Furthermore, cynical and snarky critiques are making it increasingly difficult for those who are creating engaging and interesting work to navigate the art market. With so much going on in the world today – the Black Lives Matter movement, ISIS, marriage equality, income inequality and so much more – one would expect Art Basel Miami and other art fairs to at least display art that speaks to its audience; art we can all relate to on some level.
Even artists who are producing engaging and controversial art are finding nothing but silence from critics. There are far too little – if any – conversations about the depth of their work.
Today, the Art Basel Miami event and others like it are about as “rousing as a corporate financial statement,” as one report called it. That now-fitting description is a stark contrast to what was once an edgy and smart show.
Save for a handful of work tucked into the back corners of the venue, the pieces on display were about as controversial, interesting and engaging as a Sunday afternoon drive with your grandparents.
But again, in a world where the ultra-rich are treating conservative contemporary art like hot stocks, it is hardly surprising that attendees rarely see anything that remotely pushes the envelope.
Even less shocking is the fact that the Art Basel Stabber was the main topic of conversation amongst most circles. And while not surprising, it is quite unfortunate. Rather than focusing on the substance of the work, the focus was fixated on this tragic incident.
We’ve ultimately reached a point where the super-rich are demanding nothing but highly conventional art that comes with little financial risk. These are the works that are displayed and exhibited in galleries. These are the works that everyday art lovers are yawning over; pining for breath of fresh air in the art market.
Adding fuel to the fire is the fact that criticism is all but dead today. Finding an art critic who is willing to dole out a negative critique is like searching for the proverbial needle in a haystack. As others have accurately described, negative critique has been replaced by seemingly “untouchable art brands” and “PR machines.”
It makes little sense to belittle and ridicule the masses (i.e. the audience galleries hope to sell to) for wanting to not only talk about the issues that matter to them, but to see them as well.
So what does happen when audiences are unable to connect with the art they see at fairs like Art Basel Miami? Very little apparently. And does the audience’s disinterest affect sales? Not likely. As previously mentioned, more art shows and fairs are catering to the ultra-wealthy and their tastes, rather than the masses.

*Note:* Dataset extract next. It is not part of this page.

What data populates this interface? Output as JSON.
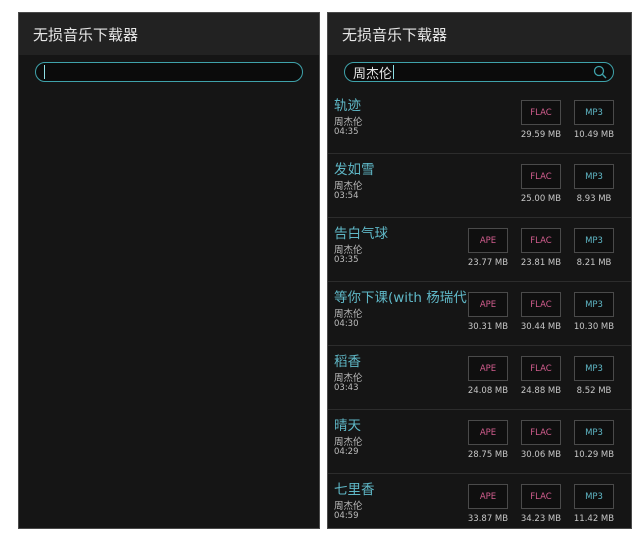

And despite aiming for the ultra-rich, sales at the 2015 Art Basel Miami were sobering. Sure, there were plenty of new artists, but multi-million dollar sales? Those were far and few in between.
Do consumers ultimately have a voice or a say in the art galleries and trade shows present? That question is debatable, but the answer is inching ever closer to “no.”
Thankfully, frustrated art lovers do have other options. Physical art galleries and shows are only one end of the spectrum. Increasing numbers of people are purchasing their art online, where their options are nearly limitless. The work on offer at an online art sale isn’t dependent on the whims and moods of big gallery brands. While it would be a stretch to call it a renaissance of sorts, the vast and endless worldwide web is providing artists who create engaging, interesting art with a new platform to reach their audiences.
But for the kind of art that moves and reaches the everyday person to return to big-brand gallery walls, those in the tight-knit art world circle need to open their doors and minds to innovative and different works and styles.
Until then, collectors can turn their focus to online markets where they can find art that they can relate to – art that speaks to them.